Segment Start: EXCERPTED DATA
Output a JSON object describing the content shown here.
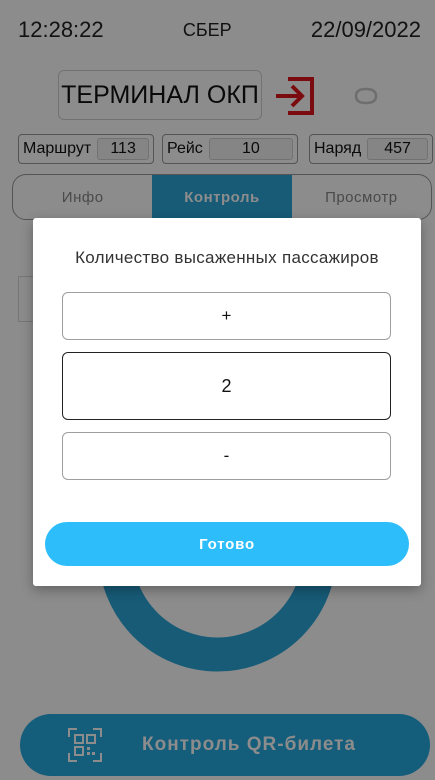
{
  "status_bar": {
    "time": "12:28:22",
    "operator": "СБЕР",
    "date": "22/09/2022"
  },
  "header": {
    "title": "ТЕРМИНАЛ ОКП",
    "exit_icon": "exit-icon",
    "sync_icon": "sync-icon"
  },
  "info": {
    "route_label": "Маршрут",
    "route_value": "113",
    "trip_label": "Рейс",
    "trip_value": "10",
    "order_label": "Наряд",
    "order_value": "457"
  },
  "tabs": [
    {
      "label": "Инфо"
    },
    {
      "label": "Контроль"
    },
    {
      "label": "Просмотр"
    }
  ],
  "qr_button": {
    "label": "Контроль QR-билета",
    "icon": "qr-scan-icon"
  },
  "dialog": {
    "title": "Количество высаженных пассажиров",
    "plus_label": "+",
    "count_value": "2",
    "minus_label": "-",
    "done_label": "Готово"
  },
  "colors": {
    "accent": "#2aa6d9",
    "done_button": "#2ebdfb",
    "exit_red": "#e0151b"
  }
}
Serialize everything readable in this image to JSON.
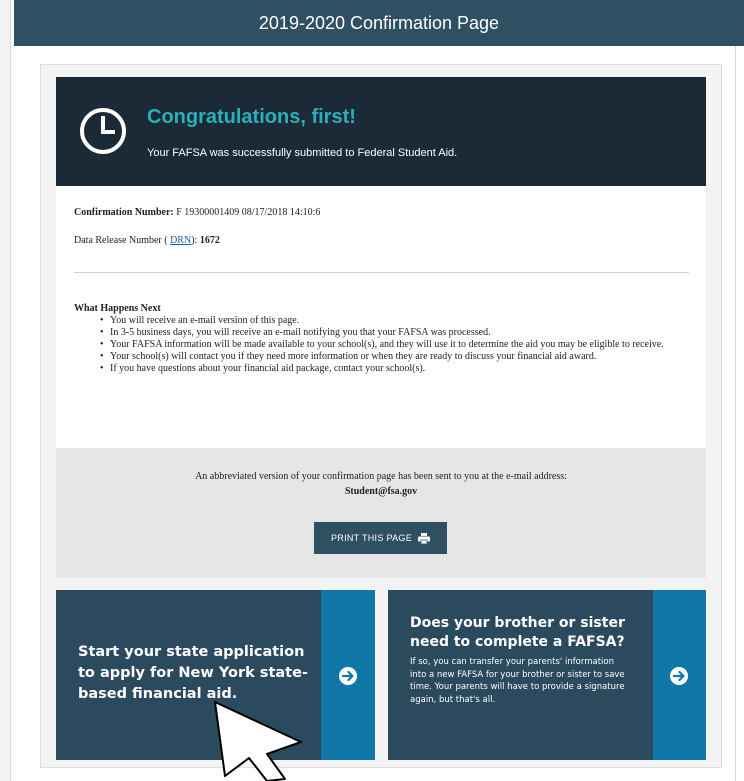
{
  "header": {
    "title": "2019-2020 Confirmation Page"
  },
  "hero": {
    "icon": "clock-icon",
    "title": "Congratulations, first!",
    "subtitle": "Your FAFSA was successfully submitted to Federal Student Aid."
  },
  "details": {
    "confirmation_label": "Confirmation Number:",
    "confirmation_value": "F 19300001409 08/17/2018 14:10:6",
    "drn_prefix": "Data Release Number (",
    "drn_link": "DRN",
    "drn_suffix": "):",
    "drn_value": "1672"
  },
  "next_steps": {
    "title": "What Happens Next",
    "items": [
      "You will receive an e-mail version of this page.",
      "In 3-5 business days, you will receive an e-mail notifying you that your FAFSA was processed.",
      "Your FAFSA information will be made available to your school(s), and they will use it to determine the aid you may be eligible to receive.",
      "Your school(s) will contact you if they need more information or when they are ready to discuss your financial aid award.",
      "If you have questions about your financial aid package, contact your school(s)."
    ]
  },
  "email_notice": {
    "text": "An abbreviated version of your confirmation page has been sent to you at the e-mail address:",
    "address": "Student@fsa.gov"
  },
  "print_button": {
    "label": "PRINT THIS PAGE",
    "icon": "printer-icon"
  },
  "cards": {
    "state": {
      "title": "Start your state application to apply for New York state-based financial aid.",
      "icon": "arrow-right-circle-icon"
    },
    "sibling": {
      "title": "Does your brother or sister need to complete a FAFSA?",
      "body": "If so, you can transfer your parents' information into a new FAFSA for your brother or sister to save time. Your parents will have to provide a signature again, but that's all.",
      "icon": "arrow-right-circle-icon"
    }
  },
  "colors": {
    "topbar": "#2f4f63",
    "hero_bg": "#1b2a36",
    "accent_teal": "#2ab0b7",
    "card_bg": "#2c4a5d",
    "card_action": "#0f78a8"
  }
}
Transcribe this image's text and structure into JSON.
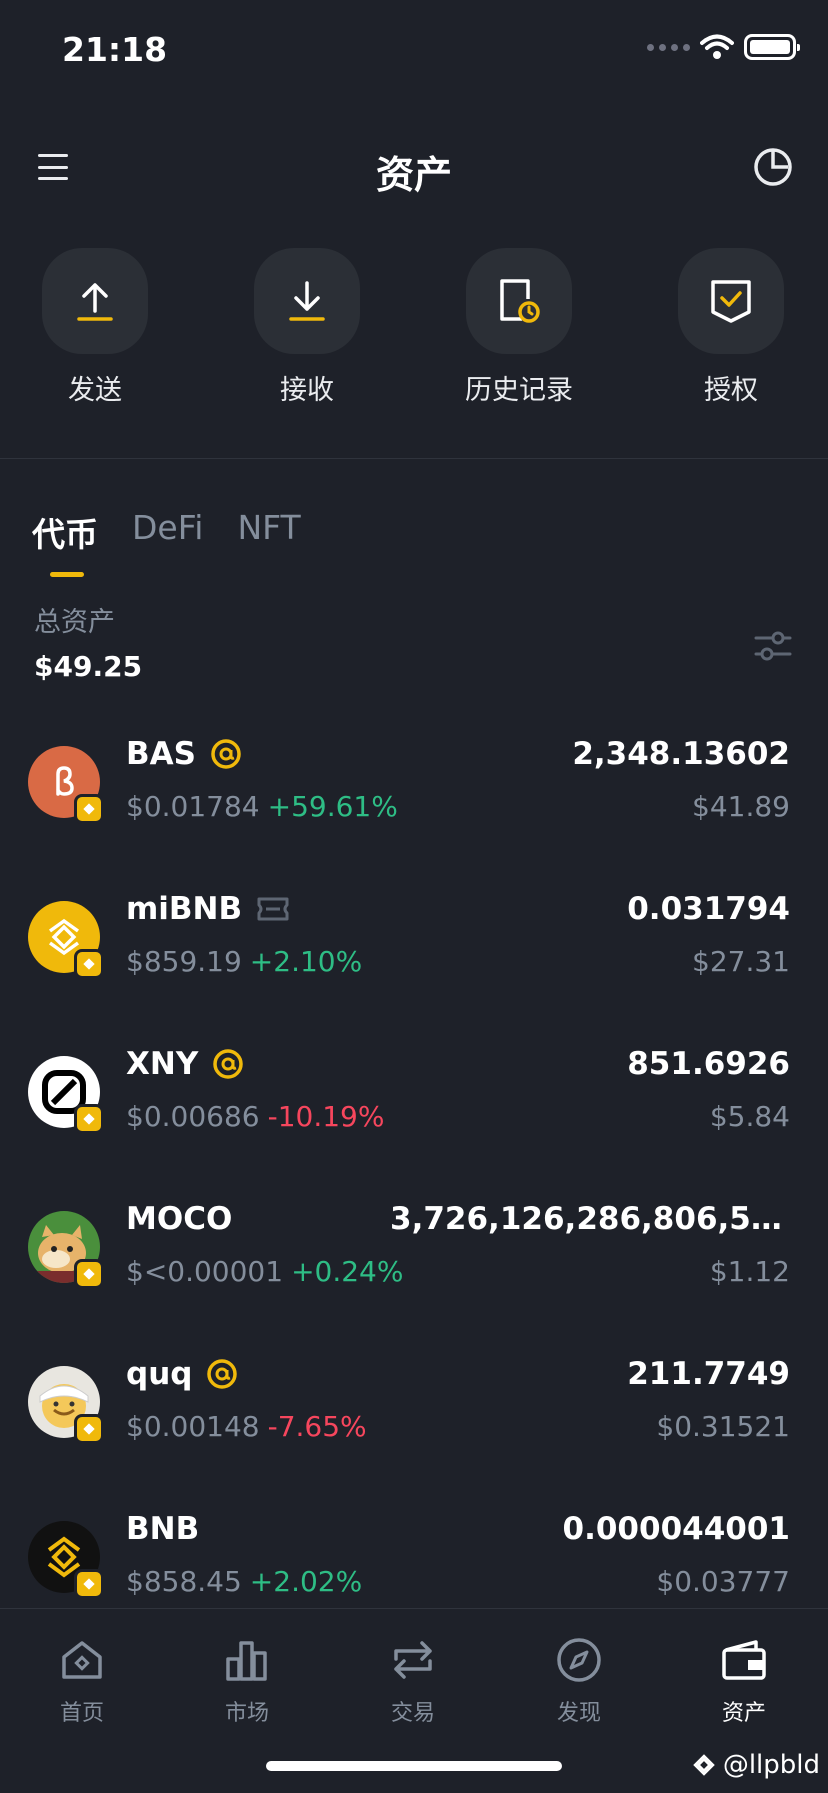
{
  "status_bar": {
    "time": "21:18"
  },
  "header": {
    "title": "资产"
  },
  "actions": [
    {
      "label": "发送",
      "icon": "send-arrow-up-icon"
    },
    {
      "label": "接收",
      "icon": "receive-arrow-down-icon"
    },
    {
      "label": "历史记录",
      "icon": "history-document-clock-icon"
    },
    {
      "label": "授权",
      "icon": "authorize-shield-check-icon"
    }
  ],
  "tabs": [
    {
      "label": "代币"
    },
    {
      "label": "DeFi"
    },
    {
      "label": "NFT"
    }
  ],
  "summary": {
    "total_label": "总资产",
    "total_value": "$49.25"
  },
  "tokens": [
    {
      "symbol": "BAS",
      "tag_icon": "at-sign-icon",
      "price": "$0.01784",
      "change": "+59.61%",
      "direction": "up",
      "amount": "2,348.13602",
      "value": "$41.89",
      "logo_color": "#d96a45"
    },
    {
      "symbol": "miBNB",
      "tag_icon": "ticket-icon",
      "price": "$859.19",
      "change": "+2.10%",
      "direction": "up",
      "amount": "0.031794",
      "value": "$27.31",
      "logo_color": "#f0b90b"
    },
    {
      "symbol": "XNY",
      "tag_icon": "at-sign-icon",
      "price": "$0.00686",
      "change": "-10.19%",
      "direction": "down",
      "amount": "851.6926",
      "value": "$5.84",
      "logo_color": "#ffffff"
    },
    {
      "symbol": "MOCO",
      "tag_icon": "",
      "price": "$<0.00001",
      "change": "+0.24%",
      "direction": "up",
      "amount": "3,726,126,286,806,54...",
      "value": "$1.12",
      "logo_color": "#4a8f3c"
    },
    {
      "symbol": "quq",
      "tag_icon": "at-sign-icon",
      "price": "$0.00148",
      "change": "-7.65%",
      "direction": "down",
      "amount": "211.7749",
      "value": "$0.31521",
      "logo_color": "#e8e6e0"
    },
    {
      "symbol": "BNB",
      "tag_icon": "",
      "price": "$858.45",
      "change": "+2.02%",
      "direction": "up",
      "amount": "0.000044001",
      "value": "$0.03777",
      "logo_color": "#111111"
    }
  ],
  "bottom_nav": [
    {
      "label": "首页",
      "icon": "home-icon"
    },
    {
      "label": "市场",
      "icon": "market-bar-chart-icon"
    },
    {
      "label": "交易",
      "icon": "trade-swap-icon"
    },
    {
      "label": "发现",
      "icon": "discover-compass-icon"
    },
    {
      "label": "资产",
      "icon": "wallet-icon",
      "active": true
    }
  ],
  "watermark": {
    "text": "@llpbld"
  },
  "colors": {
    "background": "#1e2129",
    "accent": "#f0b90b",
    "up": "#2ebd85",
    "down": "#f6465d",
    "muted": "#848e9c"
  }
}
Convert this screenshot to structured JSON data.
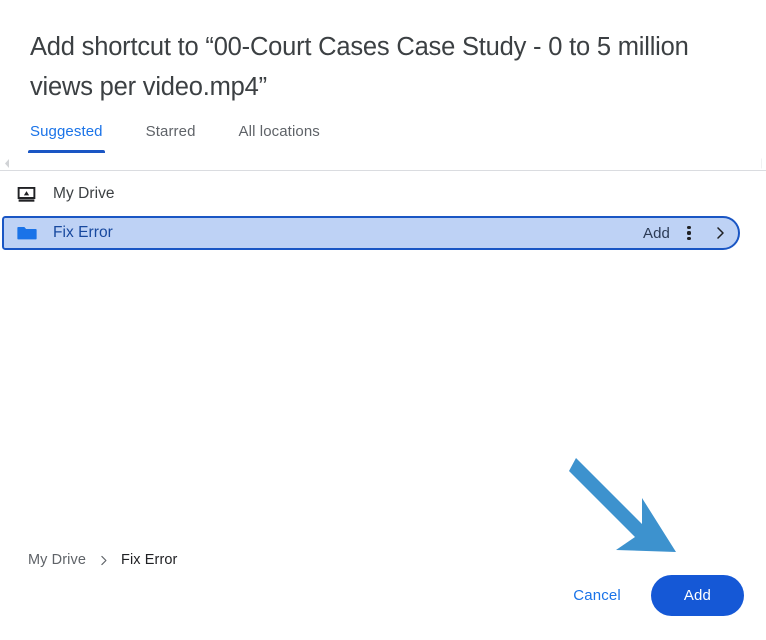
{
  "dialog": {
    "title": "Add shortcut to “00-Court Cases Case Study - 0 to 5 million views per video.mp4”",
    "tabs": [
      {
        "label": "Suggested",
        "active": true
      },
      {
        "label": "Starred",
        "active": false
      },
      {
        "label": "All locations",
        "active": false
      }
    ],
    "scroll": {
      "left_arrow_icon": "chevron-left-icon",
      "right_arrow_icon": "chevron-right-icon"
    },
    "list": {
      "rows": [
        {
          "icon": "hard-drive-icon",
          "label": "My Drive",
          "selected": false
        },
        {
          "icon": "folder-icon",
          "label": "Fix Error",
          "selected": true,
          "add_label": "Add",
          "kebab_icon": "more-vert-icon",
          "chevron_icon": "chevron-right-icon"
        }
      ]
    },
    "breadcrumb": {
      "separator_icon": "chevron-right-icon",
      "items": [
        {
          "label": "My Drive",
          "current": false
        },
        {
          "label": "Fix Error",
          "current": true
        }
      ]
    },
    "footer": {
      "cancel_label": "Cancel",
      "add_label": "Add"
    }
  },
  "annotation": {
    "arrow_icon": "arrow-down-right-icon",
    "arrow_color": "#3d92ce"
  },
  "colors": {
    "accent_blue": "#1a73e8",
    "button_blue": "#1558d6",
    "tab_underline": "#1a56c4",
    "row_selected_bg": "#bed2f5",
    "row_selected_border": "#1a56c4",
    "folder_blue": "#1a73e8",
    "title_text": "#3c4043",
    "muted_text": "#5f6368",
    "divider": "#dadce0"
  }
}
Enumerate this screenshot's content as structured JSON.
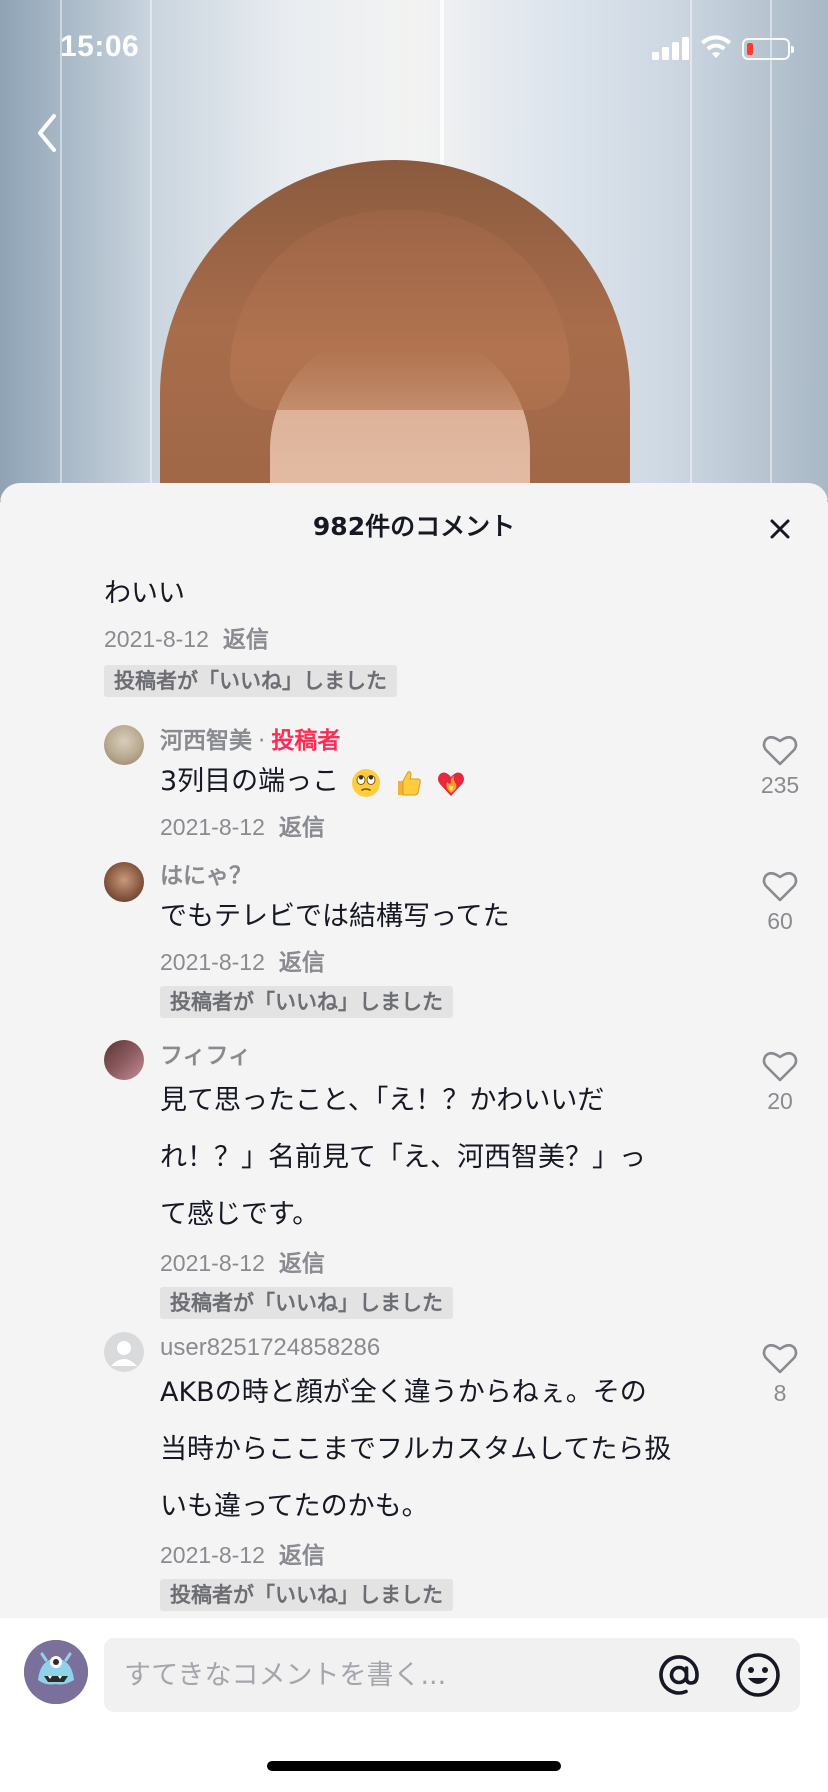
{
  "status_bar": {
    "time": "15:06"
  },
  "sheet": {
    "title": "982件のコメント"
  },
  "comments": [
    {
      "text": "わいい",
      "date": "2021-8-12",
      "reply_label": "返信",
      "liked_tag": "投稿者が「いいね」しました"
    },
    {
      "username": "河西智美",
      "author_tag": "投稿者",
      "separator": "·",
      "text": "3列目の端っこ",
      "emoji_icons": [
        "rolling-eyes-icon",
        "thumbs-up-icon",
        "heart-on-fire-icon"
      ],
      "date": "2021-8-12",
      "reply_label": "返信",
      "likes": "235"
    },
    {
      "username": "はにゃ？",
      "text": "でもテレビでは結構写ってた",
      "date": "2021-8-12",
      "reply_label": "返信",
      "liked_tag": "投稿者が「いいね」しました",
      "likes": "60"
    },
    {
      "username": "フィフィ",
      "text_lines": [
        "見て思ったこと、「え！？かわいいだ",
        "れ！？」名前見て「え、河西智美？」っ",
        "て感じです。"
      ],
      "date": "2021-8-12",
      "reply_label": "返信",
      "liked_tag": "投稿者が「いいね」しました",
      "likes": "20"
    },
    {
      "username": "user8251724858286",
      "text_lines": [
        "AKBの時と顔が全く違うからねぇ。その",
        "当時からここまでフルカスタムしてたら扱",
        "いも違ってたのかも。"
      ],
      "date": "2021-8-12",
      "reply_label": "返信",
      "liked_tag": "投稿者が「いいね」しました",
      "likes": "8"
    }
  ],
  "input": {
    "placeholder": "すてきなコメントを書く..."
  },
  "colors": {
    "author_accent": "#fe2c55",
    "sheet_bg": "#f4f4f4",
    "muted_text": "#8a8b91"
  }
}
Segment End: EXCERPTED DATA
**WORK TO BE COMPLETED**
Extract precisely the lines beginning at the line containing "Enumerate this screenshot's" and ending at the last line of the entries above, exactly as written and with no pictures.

**REPLY TO THE EXERCISE**
Enumerate this screenshot's content as structured JSON.
{
  "status_bar": {
    "time": "15:06"
  },
  "sheet": {
    "title": "982件のコメント"
  },
  "comments": [
    {
      "text": "わいい",
      "date": "2021-8-12",
      "reply_label": "返信",
      "liked_tag": "投稿者が「いいね」しました"
    },
    {
      "username": "河西智美",
      "author_tag": "投稿者",
      "separator": "·",
      "text": "3列目の端っこ",
      "emoji_icons": [
        "rolling-eyes-icon",
        "thumbs-up-icon",
        "heart-on-fire-icon"
      ],
      "date": "2021-8-12",
      "reply_label": "返信",
      "likes": "235"
    },
    {
      "username": "はにゃ？",
      "text": "でもテレビでは結構写ってた",
      "date": "2021-8-12",
      "reply_label": "返信",
      "liked_tag": "投稿者が「いいね」しました",
      "likes": "60"
    },
    {
      "username": "フィフィ",
      "text_lines": [
        "見て思ったこと、「え！？かわいいだ",
        "れ！？」名前見て「え、河西智美？」っ",
        "て感じです。"
      ],
      "date": "2021-8-12",
      "reply_label": "返信",
      "liked_tag": "投稿者が「いいね」しました",
      "likes": "20"
    },
    {
      "username": "user8251724858286",
      "text_lines": [
        "AKBの時と顔が全く違うからねぇ。その",
        "当時からここまでフルカスタムしてたら扱",
        "いも違ってたのかも。"
      ],
      "date": "2021-8-12",
      "reply_label": "返信",
      "liked_tag": "投稿者が「いいね」しました",
      "likes": "8"
    }
  ],
  "input": {
    "placeholder": "すてきなコメントを書く..."
  },
  "colors": {
    "author_accent": "#fe2c55",
    "sheet_bg": "#f4f4f4",
    "muted_text": "#8a8b91"
  }
}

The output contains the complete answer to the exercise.